How risky should your portfolio be?
I’d argue that asking yourself this question will be significantly more impactful to your financial future than worrying about what to invest in.
In some sense, the question of how to build your portfolio has been solved.
Focus on diversification and low costs, make sure you have good reasons for deviating from the market portfolio, and you’re pretty much done. Modern ETFs make these tasks easy to accomplish for whatever risk profile you might have. Trying to get fancy chasing excess risk-adjusted returns is almost certainly a waste of time for the average investor.
The question of what appropriate risk looks like for you, on the other hand, is much less cut and dried.
For starters, it is a much more complex and personal matter. To paint a complete picture one needs to consider current wealth, career and retirement plans, investment return expectations, spending habits, importance of bequests, and risk aversion at the very least. One then needs to combine these in a coherent framework to form a plan spanning decades. This is no trivial task.
To make matters worse, there is a dearth of good advice on the topic. Most of what you will find is rules of thumb, vague questionnaires, and generic conventional wisdom. First principles arguments are conspicuously absent. Almost all published investing advice focuses on what to invest in, rather than how much to invest.
Part of this is simple supply and demand: picking stocks or industries is interesting and exciting.
Setting up your finances with a view to three decades from now? Much less sexy. People write what people read.
The other part is that most people, even the financially literate, even many of the financial professionals giving out advice, simply are not trained on how to approach these questions in a methodical way.
While the relevant foundations of choice theory and optimal betting have been established since the 1960s, the transition of these ideas out of academia into financial education and practice has been slow.
Some of this slowness can be attributed to the lack of computing power available when these ideas first appeared, some to various accidents of history. Haghani and Dewey’s biased coin flip experiment illustrates this failure of dissemination well: the majority of the experiment’s financially trained participants failed to make optimal sizing decisions on the simplest of favorable bets.

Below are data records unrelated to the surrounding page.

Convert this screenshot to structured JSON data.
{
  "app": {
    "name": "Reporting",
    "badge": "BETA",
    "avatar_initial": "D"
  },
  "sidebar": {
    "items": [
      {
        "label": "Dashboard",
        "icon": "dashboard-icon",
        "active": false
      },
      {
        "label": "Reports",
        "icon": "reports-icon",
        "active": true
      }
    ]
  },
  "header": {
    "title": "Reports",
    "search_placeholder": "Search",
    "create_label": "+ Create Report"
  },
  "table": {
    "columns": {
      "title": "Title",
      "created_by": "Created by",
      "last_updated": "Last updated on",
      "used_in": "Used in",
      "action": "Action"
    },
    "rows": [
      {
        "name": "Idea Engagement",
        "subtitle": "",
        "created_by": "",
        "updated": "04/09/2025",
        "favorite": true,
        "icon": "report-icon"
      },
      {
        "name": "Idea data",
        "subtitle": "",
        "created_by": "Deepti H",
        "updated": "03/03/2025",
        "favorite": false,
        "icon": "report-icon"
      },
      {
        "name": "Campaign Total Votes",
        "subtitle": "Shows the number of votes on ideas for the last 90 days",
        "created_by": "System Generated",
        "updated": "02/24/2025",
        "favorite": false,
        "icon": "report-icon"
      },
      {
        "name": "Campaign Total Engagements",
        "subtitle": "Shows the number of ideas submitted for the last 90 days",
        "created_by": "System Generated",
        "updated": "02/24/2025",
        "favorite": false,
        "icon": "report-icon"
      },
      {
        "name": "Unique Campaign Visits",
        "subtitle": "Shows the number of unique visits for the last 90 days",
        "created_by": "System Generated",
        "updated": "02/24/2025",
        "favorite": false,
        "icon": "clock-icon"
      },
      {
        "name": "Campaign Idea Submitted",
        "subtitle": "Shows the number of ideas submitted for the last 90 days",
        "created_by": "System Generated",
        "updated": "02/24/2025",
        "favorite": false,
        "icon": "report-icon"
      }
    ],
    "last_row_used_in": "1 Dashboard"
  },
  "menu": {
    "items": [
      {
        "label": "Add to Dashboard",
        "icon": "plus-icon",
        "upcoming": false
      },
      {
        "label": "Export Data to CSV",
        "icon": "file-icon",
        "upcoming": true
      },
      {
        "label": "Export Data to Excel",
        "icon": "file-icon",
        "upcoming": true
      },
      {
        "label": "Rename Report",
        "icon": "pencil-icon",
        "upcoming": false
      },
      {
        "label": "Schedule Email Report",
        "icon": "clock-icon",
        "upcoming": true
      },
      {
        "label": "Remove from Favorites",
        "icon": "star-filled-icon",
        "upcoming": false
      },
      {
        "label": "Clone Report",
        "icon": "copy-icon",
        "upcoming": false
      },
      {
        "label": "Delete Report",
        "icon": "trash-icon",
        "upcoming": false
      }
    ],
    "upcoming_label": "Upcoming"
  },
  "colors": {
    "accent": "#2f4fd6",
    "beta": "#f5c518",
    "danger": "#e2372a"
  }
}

This website hopes to help you answer this key question of appropriate risk by giving you a simple conceptual framework to inform your choices, along with the computational tooling to apply the framework to your specific situation.